LuAnn Lundquist | When There’s Nowhere to Turn
On a sunny day, LuAnn Lundquist and her husband moved her husband’s parents across the street from their home in Phoenix, Arizona. Her father-in-law had developed dementia and her mother-in-law’s health was declining due to type I diabetes. Soon after, her mother-in-law passed away, leaving LuAnn and her family to take care of the now widowed father-in-law.
“His memory was declining dramatically,” LuAnn remarked. “He didn’t know how to cook or clean. He would take his truck and get lost. Soon we had to move him in with us.”
LuAnn quit her job to take care of her father-in-law as his memory deteriorated. It was a difficult and taxing time for her and her family. This event is what inspired her to work as the Executive Director of Memory Matters Utah, a nonprofit that provides services, education, and activities to those with dementia and their caregivers.
After a previous organization serving this community closed its doors five years ago, LuAnn and her husband decided to start Memory Matters Utah with her own savings and additional funding provided by generous community members who wish to remain anonymous.
“It was really scary,” LuAnn laughed. “But we’re the only resource. We’re it.”
Twenty-three percent of the total population in Southern Utah are in the retired age range, those 60 and above.

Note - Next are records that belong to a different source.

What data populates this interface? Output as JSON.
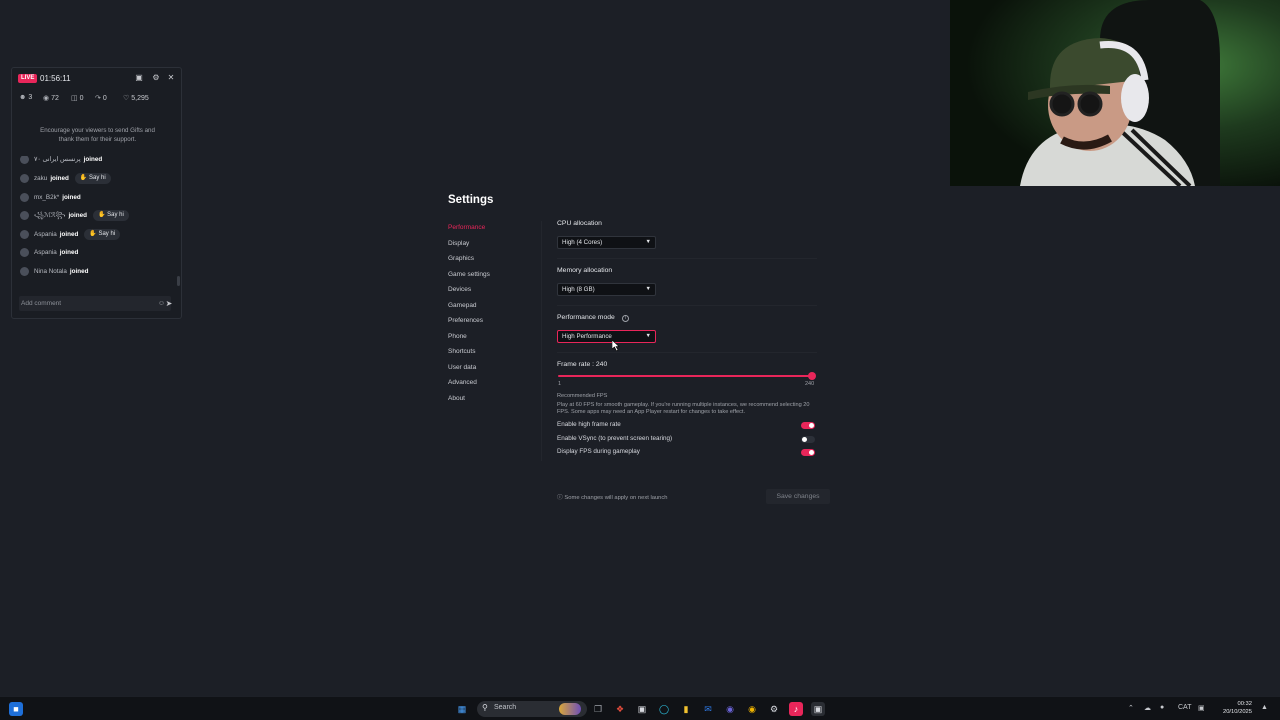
{
  "live_panel": {
    "badge": "LIVE",
    "timer": "01:56:11",
    "stats": [
      {
        "icon": "users-icon",
        "value": "3"
      },
      {
        "icon": "eye-icon",
        "value": "72"
      },
      {
        "icon": "gift-icon",
        "value": "0"
      },
      {
        "icon": "share-icon",
        "value": "0"
      },
      {
        "icon": "heart-icon",
        "value": "5,295"
      }
    ],
    "encourage_line1": "Encourage your viewers to send Gifts and",
    "encourage_line2": "thank them for their support.",
    "chat": [
      {
        "name": "پرنسس ایرانی ۷۰",
        "joined": "joined",
        "say_hi": ""
      },
      {
        "name": "zaku",
        "joined": "joined",
        "say_hi": "Say hi"
      },
      {
        "name": "mx_B2k*",
        "joined": "joined",
        "say_hi": ""
      },
      {
        "name": "꧁ℳℛ꧂",
        "joined": "joined",
        "say_hi": "Say hi"
      },
      {
        "name": "Aspania",
        "joined": "joined",
        "say_hi": "Say hi"
      },
      {
        "name": "Aspania",
        "joined": "joined",
        "say_hi": ""
      },
      {
        "name": "Nina Notala",
        "joined": "joined",
        "say_hi": ""
      }
    ],
    "comment_placeholder": "Add comment"
  },
  "settings": {
    "title": "Settings",
    "nav": [
      "Performance",
      "Display",
      "Graphics",
      "Game settings",
      "Devices",
      "Gamepad",
      "Preferences",
      "Phone",
      "Shortcuts",
      "User data",
      "Advanced",
      "About"
    ],
    "active_nav": "Performance",
    "cpu_label": "CPU allocation",
    "cpu_value": "High (4 Cores)",
    "memory_label": "Memory allocation",
    "memory_value": "High (8 GB)",
    "perf_mode_label": "Performance mode",
    "perf_mode_value": "High Performance",
    "frame_rate_label": "Frame rate : 240",
    "frame_rate": {
      "min": "1",
      "max": "240",
      "value": 240
    },
    "recommended_title": "Recommended FPS",
    "recommended_text": "Play at 60 FPS for smooth gameplay. If you're running multiple instances, we recommend selecting 20 FPS. Some apps may need an App Player restart for changes to take effect.",
    "toggles": [
      {
        "label": "Enable high frame rate",
        "on": true
      },
      {
        "label": "Enable VSync (to prevent screen tearing)",
        "on": false
      },
      {
        "label": "Display FPS during gameplay",
        "on": true
      }
    ],
    "footnote": "ⓘ Some changes will apply on next launch",
    "save_label": "Save changes"
  },
  "taskbar": {
    "search_label": "Search",
    "tray_lang": "CAT",
    "time": "00:32",
    "date": "20/10/2025"
  },
  "colors": {
    "accent": "#e8265a",
    "background": "#1c1f26"
  }
}
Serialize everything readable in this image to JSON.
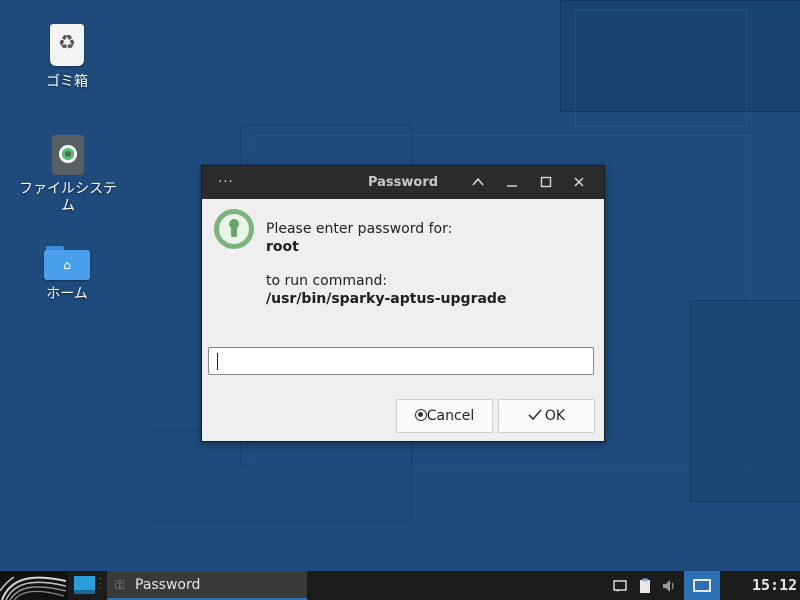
{
  "desktop": {
    "icons": [
      {
        "label": "ゴミ箱",
        "icon": "trash-icon"
      },
      {
        "label": "ファイルシステム",
        "icon": "filesystem-icon"
      },
      {
        "label": "ホーム",
        "icon": "home-folder-icon"
      }
    ]
  },
  "dialog": {
    "title": "Password",
    "menu_glyph": "···",
    "prompt_line1": "Please enter password for:",
    "user": "root",
    "prompt_line2": "to run command:",
    "command": "/usr/bin/sparky-aptus-upgrade",
    "password_value": "",
    "buttons": {
      "cancel_label": "Cancel",
      "ok_label": "OK"
    }
  },
  "taskbar": {
    "tasks": [
      {
        "label": "Password"
      }
    ],
    "clock": "15:12",
    "accent_color": "#2d6fb3"
  }
}
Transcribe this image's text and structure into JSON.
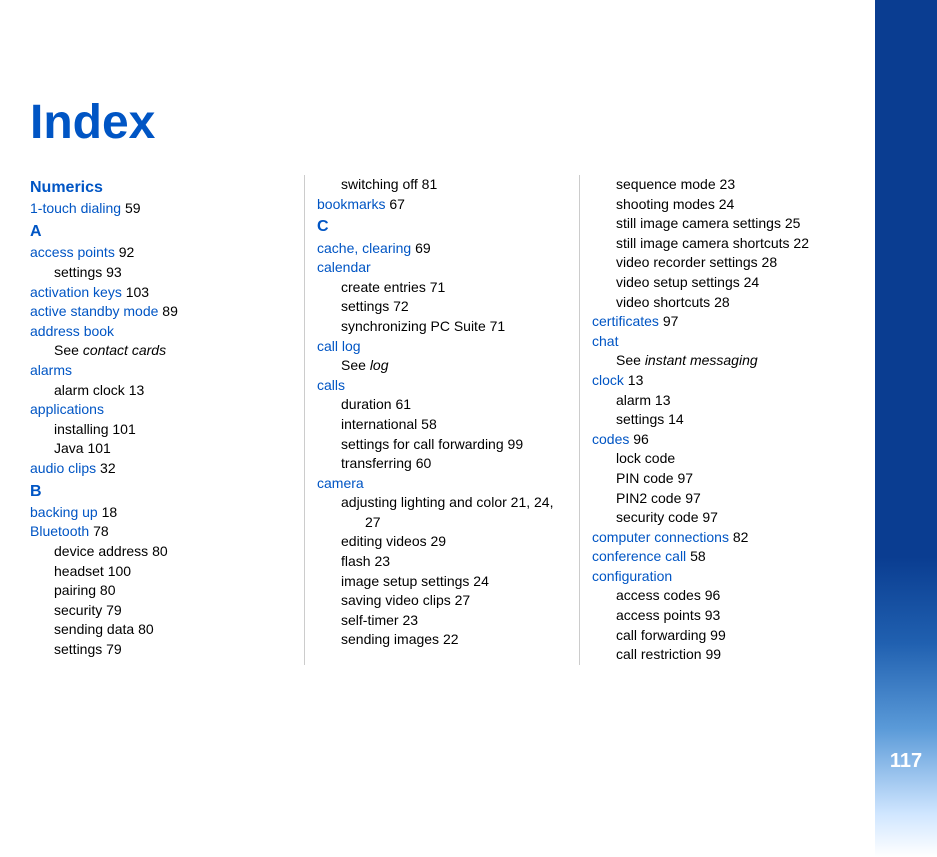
{
  "title": "Index",
  "page_number": "117",
  "col1": {
    "letter_num": "Numerics",
    "e0": {
      "topic": "1-touch dialing",
      "pg": "59"
    },
    "letter_a": "A",
    "e1": {
      "topic": "access points",
      "pg": "92"
    },
    "e1a": {
      "sub": "settings",
      "pg": "93"
    },
    "e2": {
      "topic": "activation keys",
      "pg": "103"
    },
    "e3": {
      "topic": "active standby mode",
      "pg": "89"
    },
    "e4": {
      "topic": "address book"
    },
    "e4a": {
      "see_prefix": "See ",
      "see": "contact cards"
    },
    "e5": {
      "topic": "alarms"
    },
    "e5a": {
      "sub": "alarm clock",
      "pg": "13"
    },
    "e6": {
      "topic": "applications"
    },
    "e6a": {
      "sub": "installing",
      "pg": "101"
    },
    "e6b": {
      "sub": "Java",
      "pg": "101"
    },
    "e7": {
      "topic": "audio clips",
      "pg": "32"
    },
    "letter_b": "B",
    "e8": {
      "topic": "backing up",
      "pg": "18"
    },
    "e9": {
      "topic": "Bluetooth",
      "pg": "78"
    },
    "e9a": {
      "sub": "device address",
      "pg": "80"
    },
    "e9b": {
      "sub": "headset",
      "pg": "100"
    },
    "e9c": {
      "sub": "pairing",
      "pg": "80"
    },
    "e9d": {
      "sub": "security",
      "pg": "79"
    },
    "e9e": {
      "sub": "sending data",
      "pg": "80"
    },
    "e9f": {
      "sub": "settings",
      "pg": "79"
    }
  },
  "col2": {
    "e0": {
      "sub": "switching off",
      "pg": "81"
    },
    "e1": {
      "topic": "bookmarks",
      "pg": "67"
    },
    "letter_c": "C",
    "e2": {
      "topic": "cache, clearing",
      "pg": "69"
    },
    "e3": {
      "topic": "calendar"
    },
    "e3a": {
      "sub": "create entries",
      "pg": "71"
    },
    "e3b": {
      "sub": "settings",
      "pg": "72"
    },
    "e3c": {
      "sub": "synchronizing PC Suite",
      "pg": "71"
    },
    "e4": {
      "topic": "call log"
    },
    "e4a": {
      "see_prefix": "See ",
      "see": "log"
    },
    "e5": {
      "topic": "calls"
    },
    "e5a": {
      "sub": "duration",
      "pg": "61"
    },
    "e5b": {
      "sub": "international",
      "pg": "58"
    },
    "e5c": {
      "sub": "settings for call forwarding",
      "pg": "99"
    },
    "e5d": {
      "sub": "transferring",
      "pg": "60"
    },
    "e6": {
      "topic": "camera"
    },
    "e6a": {
      "sub": "adjusting lighting and color",
      "pg": "21, 24,"
    },
    "e6a2": {
      "pg": "27"
    },
    "e6b": {
      "sub": "editing videos",
      "pg": "29"
    },
    "e6c": {
      "sub": "flash",
      "pg": "23"
    },
    "e6d": {
      "sub": "image setup settings",
      "pg": "24"
    },
    "e6e": {
      "sub": "saving video clips",
      "pg": "27"
    },
    "e6f": {
      "sub": "self-timer",
      "pg": "23"
    },
    "e6g": {
      "sub": "sending images",
      "pg": "22"
    }
  },
  "col3": {
    "e0a": {
      "sub": "sequence mode",
      "pg": "23"
    },
    "e0b": {
      "sub": "shooting modes",
      "pg": "24"
    },
    "e0c": {
      "sub": "still image camera settings",
      "pg": "25"
    },
    "e0d": {
      "sub": "still image camera shortcuts",
      "pg": "22"
    },
    "e0e": {
      "sub": "video recorder settings",
      "pg": "28"
    },
    "e0f": {
      "sub": "video setup settings",
      "pg": "24"
    },
    "e0g": {
      "sub": "video shortcuts",
      "pg": "28"
    },
    "e1": {
      "topic": "certificates",
      "pg": "97"
    },
    "e2": {
      "topic": "chat"
    },
    "e2a": {
      "see_prefix": "See ",
      "see": "instant messaging"
    },
    "e3": {
      "topic": "clock",
      "pg": "13"
    },
    "e3a": {
      "sub": "alarm",
      "pg": "13"
    },
    "e3b": {
      "sub": "settings",
      "pg": "14"
    },
    "e4": {
      "topic": "codes",
      "pg": "96"
    },
    "e4a": {
      "sub": "lock code"
    },
    "e4b": {
      "sub": "PIN code",
      "pg": "97"
    },
    "e4c": {
      "sub": "PIN2 code",
      "pg": "97"
    },
    "e4d": {
      "sub": "security code",
      "pg": "97"
    },
    "e5": {
      "topic": "computer connections",
      "pg": "82"
    },
    "e6": {
      "topic": "conference call",
      "pg": "58"
    },
    "e7": {
      "topic": "configuration"
    },
    "e7a": {
      "sub": "access codes",
      "pg": "96"
    },
    "e7b": {
      "sub": "access points",
      "pg": "93"
    },
    "e7c": {
      "sub": "call forwarding",
      "pg": "99"
    },
    "e7d": {
      "sub": "call restriction",
      "pg": "99"
    }
  }
}
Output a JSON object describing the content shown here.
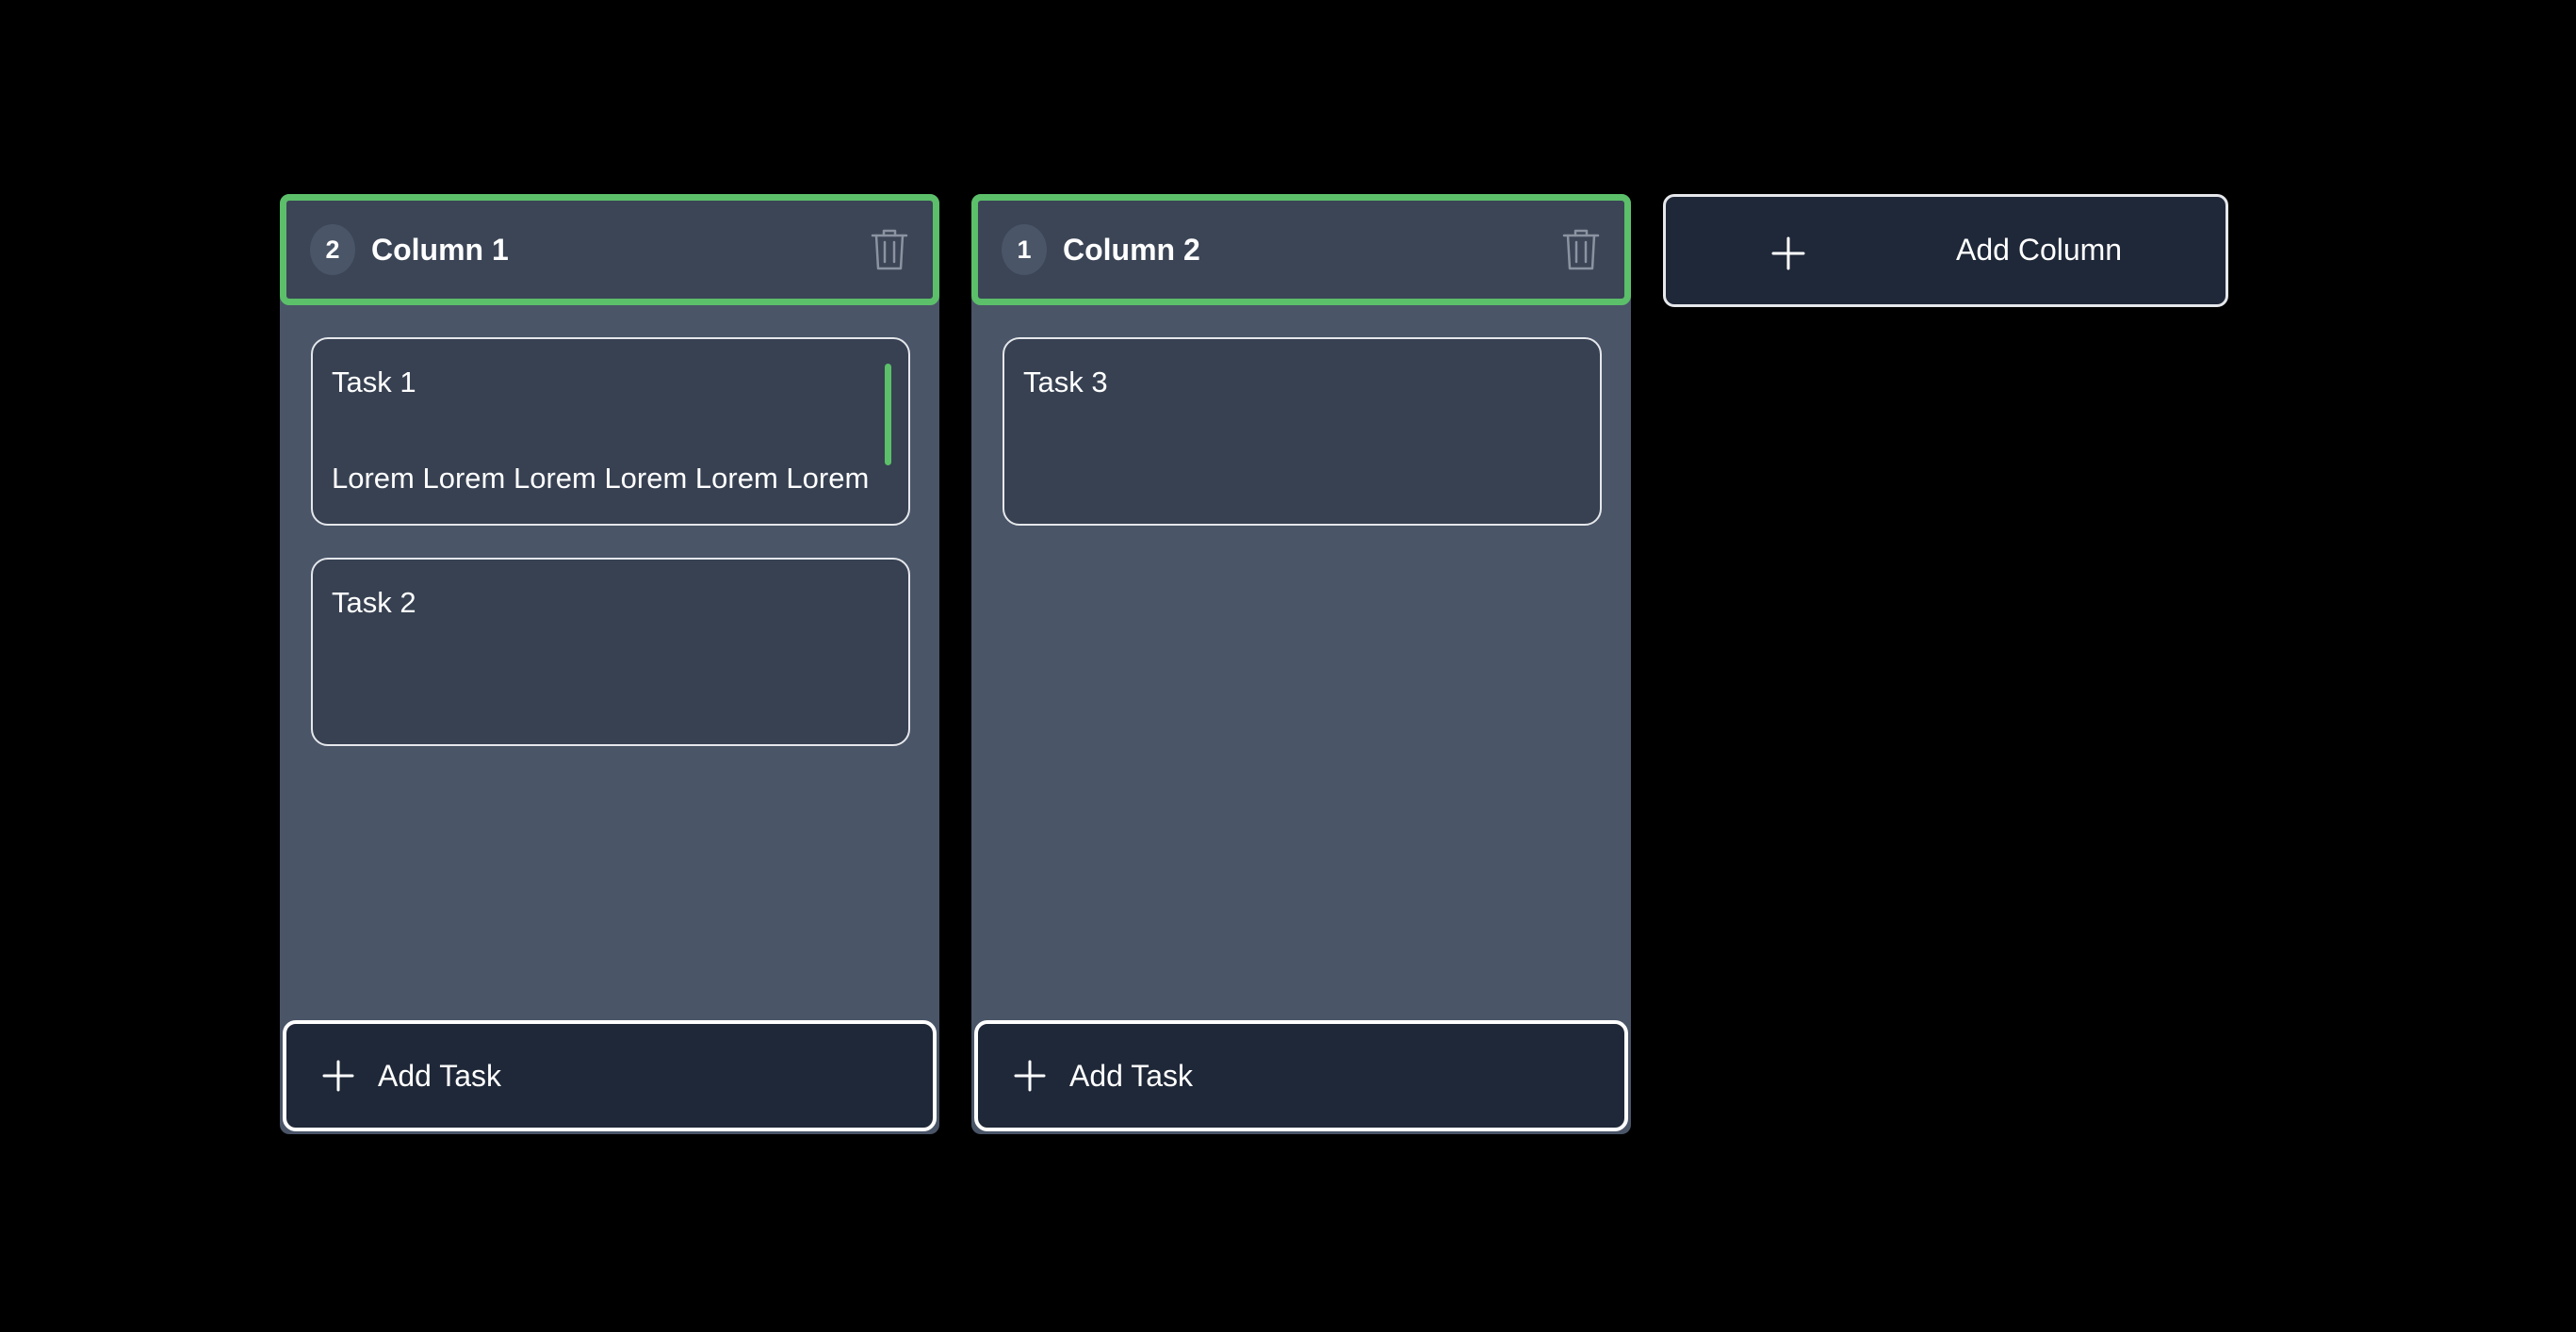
{
  "colors": {
    "background": "#000000",
    "column_bg": "#4a5568",
    "header_bg": "#3b4556",
    "accent_green": "#5cbf6a",
    "card_bg": "#374152",
    "button_bg": "#1f2838"
  },
  "columns": [
    {
      "count": "2",
      "title": "Column 1",
      "delete_icon": "trash-icon",
      "tasks": [
        {
          "title": "Task 1",
          "description": "Lorem Lorem Lorem Lorem Lorem Lorem"
        },
        {
          "title": "Task 2",
          "description": ""
        }
      ],
      "add_task_label": "Add Task"
    },
    {
      "count": "1",
      "title": "Column 2",
      "delete_icon": "trash-icon",
      "tasks": [
        {
          "title": "Task 3",
          "description": ""
        }
      ],
      "add_task_label": "Add Task"
    }
  ],
  "add_column": {
    "icon": "plus-icon",
    "label": "Add Column"
  }
}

LuAnn said one out of eight in that population will develop some kind of memory loss condition. As of now, Memory Matters Utah is the only local organization that provides the type of assistance they do.
“They can call a national organization in Chicago, but they won’t be getting the local help they need,” LuAnn said.
Memory Matters provides support groups, activities, and education to those with a memory loss condition as well as the caregivers. Often times, it’s the caregivers that come through the doors that need the most help.
“There’s no end date,” LuAnn remarked. “They’ve joined a club that no one really wants to join. They’re frustrated, scared, and tired. They don’t know what to do.”
LuAnn is proud to say how much the community has supported Memory Matters Utah with volunteer time and donations. She noted one couple who had been caregivers to a loved one. Although they are no longer caregivers, they continue to come to the Memory Matters Support Group, offer support to other caregivers, fundraise in the community, and provide furniture and supplies for the office.
LuAnn noted that the real impact Memory Matters has is on the individual people in our community. She recalls one day making a phone call to a couple in an isolated region. The husband had early onset dementia and the wife a medical condition. It had snowed on a weekend and when the volunteer made their daily call to this couple on Tuesday, they found out their pipes had froze and no running water for days. The wife had been shoveling snow to melt for drinking water and for baths.
The volunteer immediately called a church in a nearby community who rallied a few people to shovel snow out of their driveway and take them to get emergency help.
“She was so grateful,” LuAnn said. “Now whenever we call she has a smile on her face because of all those people who helped her and her husband.”